─── GIVEN RECORDS ───
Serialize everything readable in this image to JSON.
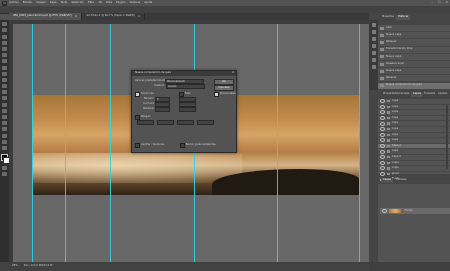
{
  "app": {
    "logo": "Ps"
  },
  "menu": [
    "Archivo",
    "Edición",
    "Imagen",
    "Capa",
    "Texto",
    "Selección",
    "Filtro",
    "3D",
    "Vista",
    "Plugins",
    "Ventana",
    "Ayuda"
  ],
  "window_controls": [
    "–",
    "☐",
    "✕"
  ],
  "tabs": [
    {
      "label": "IMG_0003_panoramica.psd @ 25% (RGB/16*)",
      "close": "×"
    },
    {
      "label": "Sin título-1 @ 66,7% (Capa 1, RGB/8)",
      "close": "×"
    }
  ],
  "dialog": {
    "title": "Nueva composición de guía",
    "close": "✕",
    "preset_label": "Valores predeterminados de la composición:",
    "preset_value": "Personalizado",
    "target_label": "Destino:",
    "target_value": "Lienzo",
    "columns_label": "Columnas",
    "rows_label": "Filas",
    "number_label": "Número",
    "width_label": "Anchura",
    "gutter_label": "Medianil",
    "columns_number": "5",
    "rows_number": "",
    "margin_label": "Margen",
    "margin_fields": [
      "",
      "",
      "",
      ""
    ],
    "center_label": "Centrar columnas",
    "clear_label": "Borrar guías existentes",
    "ok": "OK",
    "cancel": "Cancelar",
    "preview_label": "Previsualizar"
  },
  "panels": {
    "top_tabs": [
      "Muestras",
      "Historia"
    ],
    "history_items": [
      "Abrir",
      "Nueva capa",
      "Rellenar",
      "Transformación libre",
      "Nueva capa",
      "Deseleccionar",
      "Nueva capa",
      "Rellenar",
      "Nueva composición de guía"
    ],
    "layers_tabs": [
      "Propiedades",
      "Canales",
      "Capas",
      "Trazados",
      "Ajustes"
    ],
    "layers": [
      "capa",
      "capa",
      "capa",
      "capa",
      "capa",
      "capa",
      "capa",
      "capa",
      "capa",
      "capa",
      "capa",
      "capa",
      "capa",
      "capa",
      "Capa 1",
      "capa",
      "Capa 2",
      "copia",
      "copia",
      "capa",
      "Fondo",
      "grupo"
    ],
    "bottom_tabs": [
      "Capas",
      "Canales"
    ],
    "bottom_layer": "Fondo"
  },
  "status": {
    "zoom": "25%",
    "doc": "Doc: 111,6 M/223,2 M"
  }
}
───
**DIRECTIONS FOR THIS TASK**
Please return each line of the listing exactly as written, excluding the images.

**RESPONSE TO THE TASK**
Serialize everything readable in this image to JSON.
{
  "app": {
    "logo": "Ps"
  },
  "menu": [
    "Archivo",
    "Edición",
    "Imagen",
    "Capa",
    "Texto",
    "Selección",
    "Filtro",
    "3D",
    "Vista",
    "Plugins",
    "Ventana",
    "Ayuda"
  ],
  "window_controls": [
    "–",
    "☐",
    "✕"
  ],
  "tabs": [
    {
      "label": "IMG_0003_panoramica.psd @ 25% (RGB/16*)",
      "close": "×"
    },
    {
      "label": "Sin título-1 @ 66,7% (Capa 1, RGB/8)",
      "close": "×"
    }
  ],
  "dialog": {
    "title": "Nueva composición de guía",
    "close": "✕",
    "preset_label": "Valores predeterminados de la composición:",
    "preset_value": "Personalizado",
    "target_label": "Destino:",
    "target_value": "Lienzo",
    "columns_label": "Columnas",
    "rows_label": "Filas",
    "number_label": "Número",
    "width_label": "Anchura",
    "gutter_label": "Medianil",
    "columns_number": "5",
    "rows_number": "",
    "margin_label": "Margen",
    "margin_fields": [
      "",
      "",
      "",
      ""
    ],
    "center_label": "Centrar columnas",
    "clear_label": "Borrar guías existentes",
    "ok": "OK",
    "cancel": "Cancelar",
    "preview_label": "Previsualizar"
  },
  "panels": {
    "top_tabs": [
      "Muestras",
      "Historia"
    ],
    "history_items": [
      "Abrir",
      "Nueva capa",
      "Rellenar",
      "Transformación libre",
      "Nueva capa",
      "Deseleccionar",
      "Nueva capa",
      "Rellenar",
      "Nueva composición de guía"
    ],
    "layers_tabs": [
      "Propiedades",
      "Canales",
      "Capas",
      "Trazados",
      "Ajustes"
    ],
    "layers": [
      "capa",
      "capa",
      "capa",
      "capa",
      "capa",
      "capa",
      "capa",
      "capa",
      "capa",
      "capa",
      "capa",
      "capa",
      "capa",
      "capa",
      "Capa 1",
      "capa",
      "Capa 2",
      "copia",
      "copia",
      "capa",
      "Fondo",
      "grupo"
    ],
    "bottom_tabs": [
      "Capas",
      "Canales"
    ],
    "bottom_layer": "Fondo"
  },
  "status": {
    "zoom": "25%",
    "doc": "Doc: 111,6 M/223,2 M"
  }
}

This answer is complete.